By World Bulletin Staff
Western Sahara independence seems as inviable because of Morocco and Western Saharawi independence movement Polisario Front have not agreed yet over issue.
Morocco's proposal of an autonomy for the territory, which it annexed after the colonial power Spain withdrew from there in 1975, has been received favourably by the United States and France, but the Western Saharawi independence movement Polisario Front continues insisting on a referendum on independence.
Dutch diplomat Peter van Walsum, the United Nations' secretary-general's personal envoy to Western Sahara, believes the independence of the desert territory from Morocco to have become an unrealistic plan, the Spanish daily El Pais reported Friday.

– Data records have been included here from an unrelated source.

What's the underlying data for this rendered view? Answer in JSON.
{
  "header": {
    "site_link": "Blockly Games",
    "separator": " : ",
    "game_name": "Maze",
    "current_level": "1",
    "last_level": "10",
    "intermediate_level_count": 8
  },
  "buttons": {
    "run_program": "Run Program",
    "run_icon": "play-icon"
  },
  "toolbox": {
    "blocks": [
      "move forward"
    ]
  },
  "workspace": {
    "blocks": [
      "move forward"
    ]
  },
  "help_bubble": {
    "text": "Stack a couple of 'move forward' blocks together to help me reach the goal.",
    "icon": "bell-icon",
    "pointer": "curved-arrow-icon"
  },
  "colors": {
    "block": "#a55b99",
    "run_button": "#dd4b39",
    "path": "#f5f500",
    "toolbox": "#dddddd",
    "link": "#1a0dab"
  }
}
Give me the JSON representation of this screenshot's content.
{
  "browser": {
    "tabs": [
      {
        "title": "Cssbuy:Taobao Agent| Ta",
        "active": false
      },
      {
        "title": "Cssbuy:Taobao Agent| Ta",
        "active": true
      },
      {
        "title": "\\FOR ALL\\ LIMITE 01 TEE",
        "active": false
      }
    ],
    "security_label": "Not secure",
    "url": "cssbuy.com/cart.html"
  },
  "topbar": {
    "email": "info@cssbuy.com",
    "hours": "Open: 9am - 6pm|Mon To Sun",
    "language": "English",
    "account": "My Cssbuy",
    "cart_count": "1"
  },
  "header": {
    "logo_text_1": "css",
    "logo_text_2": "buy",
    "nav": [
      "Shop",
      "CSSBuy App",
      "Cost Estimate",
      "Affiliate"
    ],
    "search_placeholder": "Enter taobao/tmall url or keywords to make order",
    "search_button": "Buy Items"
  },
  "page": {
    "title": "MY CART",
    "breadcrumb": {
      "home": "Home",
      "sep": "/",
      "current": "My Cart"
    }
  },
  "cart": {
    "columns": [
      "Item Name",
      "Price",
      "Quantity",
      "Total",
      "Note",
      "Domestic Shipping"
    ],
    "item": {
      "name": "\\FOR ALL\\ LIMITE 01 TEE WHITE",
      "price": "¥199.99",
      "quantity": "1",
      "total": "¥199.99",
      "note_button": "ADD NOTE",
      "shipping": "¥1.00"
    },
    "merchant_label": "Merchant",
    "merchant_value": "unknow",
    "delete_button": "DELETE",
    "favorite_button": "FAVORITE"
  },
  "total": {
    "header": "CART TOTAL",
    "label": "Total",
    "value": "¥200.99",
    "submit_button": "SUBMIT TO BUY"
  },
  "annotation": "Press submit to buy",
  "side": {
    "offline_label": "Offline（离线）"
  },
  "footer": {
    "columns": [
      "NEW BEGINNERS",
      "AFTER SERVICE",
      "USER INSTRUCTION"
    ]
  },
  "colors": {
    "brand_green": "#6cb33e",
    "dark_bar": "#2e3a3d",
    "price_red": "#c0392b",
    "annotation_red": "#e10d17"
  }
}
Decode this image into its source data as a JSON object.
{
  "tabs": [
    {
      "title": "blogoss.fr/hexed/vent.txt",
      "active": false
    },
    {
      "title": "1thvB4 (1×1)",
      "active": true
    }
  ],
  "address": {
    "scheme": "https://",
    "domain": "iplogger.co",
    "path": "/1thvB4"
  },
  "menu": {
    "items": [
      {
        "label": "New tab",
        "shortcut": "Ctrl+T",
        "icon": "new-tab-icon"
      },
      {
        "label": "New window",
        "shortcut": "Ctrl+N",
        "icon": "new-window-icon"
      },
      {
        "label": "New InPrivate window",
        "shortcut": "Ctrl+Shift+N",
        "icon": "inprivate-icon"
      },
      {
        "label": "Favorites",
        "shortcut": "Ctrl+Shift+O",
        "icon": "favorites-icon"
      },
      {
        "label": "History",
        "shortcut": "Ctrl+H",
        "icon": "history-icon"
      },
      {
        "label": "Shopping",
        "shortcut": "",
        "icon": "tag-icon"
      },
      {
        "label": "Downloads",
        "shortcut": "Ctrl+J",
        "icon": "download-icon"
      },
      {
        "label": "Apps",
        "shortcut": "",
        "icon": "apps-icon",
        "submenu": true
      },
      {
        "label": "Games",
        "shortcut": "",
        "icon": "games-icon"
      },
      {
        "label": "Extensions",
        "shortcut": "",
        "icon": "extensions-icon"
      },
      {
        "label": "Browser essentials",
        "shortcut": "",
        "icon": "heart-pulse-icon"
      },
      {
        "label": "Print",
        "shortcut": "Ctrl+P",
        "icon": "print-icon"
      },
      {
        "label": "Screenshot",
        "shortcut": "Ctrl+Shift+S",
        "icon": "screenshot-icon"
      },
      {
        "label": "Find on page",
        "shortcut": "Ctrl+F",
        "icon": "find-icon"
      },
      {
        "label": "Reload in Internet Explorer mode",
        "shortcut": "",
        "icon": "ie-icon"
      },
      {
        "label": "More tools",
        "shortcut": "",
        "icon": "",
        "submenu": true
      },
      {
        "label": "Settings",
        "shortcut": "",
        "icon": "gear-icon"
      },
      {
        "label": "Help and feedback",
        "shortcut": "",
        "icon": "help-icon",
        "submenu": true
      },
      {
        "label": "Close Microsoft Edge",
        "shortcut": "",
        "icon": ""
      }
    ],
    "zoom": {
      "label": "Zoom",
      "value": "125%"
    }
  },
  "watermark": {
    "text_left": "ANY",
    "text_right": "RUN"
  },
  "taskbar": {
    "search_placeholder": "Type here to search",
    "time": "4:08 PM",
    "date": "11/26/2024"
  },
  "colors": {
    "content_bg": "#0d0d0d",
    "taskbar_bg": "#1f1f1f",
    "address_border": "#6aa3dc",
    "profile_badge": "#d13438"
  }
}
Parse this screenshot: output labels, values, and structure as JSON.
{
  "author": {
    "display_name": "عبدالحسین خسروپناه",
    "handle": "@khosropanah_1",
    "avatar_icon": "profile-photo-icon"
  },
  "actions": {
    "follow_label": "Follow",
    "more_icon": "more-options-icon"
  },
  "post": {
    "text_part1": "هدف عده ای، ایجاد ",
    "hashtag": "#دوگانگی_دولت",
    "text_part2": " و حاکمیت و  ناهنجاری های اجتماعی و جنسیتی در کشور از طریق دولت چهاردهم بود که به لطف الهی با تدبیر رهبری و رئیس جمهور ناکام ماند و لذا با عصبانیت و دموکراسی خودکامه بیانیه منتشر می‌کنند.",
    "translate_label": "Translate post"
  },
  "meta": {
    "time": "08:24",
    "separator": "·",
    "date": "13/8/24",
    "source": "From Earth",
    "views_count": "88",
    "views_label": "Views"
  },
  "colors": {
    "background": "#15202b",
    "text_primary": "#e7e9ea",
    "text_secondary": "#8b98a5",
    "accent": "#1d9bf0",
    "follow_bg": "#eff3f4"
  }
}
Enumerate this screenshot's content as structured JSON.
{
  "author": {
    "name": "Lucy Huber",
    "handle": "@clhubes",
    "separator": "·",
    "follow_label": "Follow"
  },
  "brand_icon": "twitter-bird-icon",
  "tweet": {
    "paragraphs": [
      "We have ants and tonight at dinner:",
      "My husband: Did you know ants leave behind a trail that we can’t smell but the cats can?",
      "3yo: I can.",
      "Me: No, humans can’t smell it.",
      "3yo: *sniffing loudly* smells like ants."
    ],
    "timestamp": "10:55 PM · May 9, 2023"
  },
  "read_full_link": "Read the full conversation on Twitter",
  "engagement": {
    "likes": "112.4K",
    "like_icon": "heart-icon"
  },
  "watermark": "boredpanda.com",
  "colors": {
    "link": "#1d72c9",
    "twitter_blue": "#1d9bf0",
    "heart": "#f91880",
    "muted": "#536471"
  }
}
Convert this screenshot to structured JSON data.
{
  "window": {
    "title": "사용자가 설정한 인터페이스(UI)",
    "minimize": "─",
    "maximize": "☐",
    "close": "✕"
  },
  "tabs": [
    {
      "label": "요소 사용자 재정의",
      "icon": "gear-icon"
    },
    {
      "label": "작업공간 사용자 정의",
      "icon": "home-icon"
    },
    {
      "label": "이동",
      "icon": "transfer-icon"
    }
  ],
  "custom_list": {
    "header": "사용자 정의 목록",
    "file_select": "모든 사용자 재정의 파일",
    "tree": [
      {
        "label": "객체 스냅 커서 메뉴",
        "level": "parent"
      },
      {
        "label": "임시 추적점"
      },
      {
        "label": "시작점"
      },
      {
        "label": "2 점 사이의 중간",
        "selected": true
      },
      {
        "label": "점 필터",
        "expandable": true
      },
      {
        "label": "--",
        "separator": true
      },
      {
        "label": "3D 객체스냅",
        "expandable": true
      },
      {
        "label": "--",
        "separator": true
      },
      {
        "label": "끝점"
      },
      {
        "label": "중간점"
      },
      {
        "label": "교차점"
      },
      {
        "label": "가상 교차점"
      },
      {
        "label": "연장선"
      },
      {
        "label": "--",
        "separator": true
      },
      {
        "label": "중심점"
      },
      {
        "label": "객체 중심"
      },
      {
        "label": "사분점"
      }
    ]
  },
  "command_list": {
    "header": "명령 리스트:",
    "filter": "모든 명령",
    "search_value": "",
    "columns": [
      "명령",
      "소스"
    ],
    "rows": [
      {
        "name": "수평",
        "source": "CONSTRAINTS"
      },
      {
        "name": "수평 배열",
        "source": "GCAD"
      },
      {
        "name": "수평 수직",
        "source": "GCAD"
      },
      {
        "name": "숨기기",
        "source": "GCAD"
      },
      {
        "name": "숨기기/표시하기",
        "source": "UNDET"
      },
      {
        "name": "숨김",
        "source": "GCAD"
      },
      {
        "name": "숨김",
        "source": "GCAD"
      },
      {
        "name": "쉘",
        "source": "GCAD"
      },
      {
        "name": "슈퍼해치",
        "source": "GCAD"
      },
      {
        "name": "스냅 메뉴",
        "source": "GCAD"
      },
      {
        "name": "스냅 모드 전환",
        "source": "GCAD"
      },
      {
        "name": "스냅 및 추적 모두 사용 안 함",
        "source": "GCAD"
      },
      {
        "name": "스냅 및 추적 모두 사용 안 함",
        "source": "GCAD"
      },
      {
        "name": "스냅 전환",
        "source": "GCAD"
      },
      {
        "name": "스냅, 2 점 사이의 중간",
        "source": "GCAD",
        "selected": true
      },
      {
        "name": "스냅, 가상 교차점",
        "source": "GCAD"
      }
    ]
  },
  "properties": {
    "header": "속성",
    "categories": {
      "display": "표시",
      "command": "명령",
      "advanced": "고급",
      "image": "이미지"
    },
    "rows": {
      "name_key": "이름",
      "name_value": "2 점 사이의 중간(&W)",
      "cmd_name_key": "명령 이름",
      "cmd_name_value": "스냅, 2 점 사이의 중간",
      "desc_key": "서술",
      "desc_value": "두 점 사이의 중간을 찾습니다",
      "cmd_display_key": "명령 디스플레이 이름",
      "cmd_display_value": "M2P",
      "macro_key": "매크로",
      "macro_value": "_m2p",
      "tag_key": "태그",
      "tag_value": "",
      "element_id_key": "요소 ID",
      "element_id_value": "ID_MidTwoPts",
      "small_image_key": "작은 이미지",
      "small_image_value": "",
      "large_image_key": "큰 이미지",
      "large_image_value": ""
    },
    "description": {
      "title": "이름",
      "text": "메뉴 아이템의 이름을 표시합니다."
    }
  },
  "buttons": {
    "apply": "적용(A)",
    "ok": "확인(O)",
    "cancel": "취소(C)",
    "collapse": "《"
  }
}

"Thirty years of weighty legal arguments from Polisario did not produce any result," with the UN Security Council unwilling to "impose a solution," van Walsum said.
The referendum is foreseen in a 1991 United Nations plan adopted when Morocco and Polisario agreed on a ceasefire following 15 years of war in the desert.
However, the referendum was never staged because of opposition from Morocco, which quarrelled with Polisario over who would be allowed to vote.
"It is necessary to take into account the risk of creating false hopes and of prolonging the agony" of the 160,000 Saharawi refugees staying in Algerian camps, he explained.
Last Mod: 09 Ağustos 2008, 13:31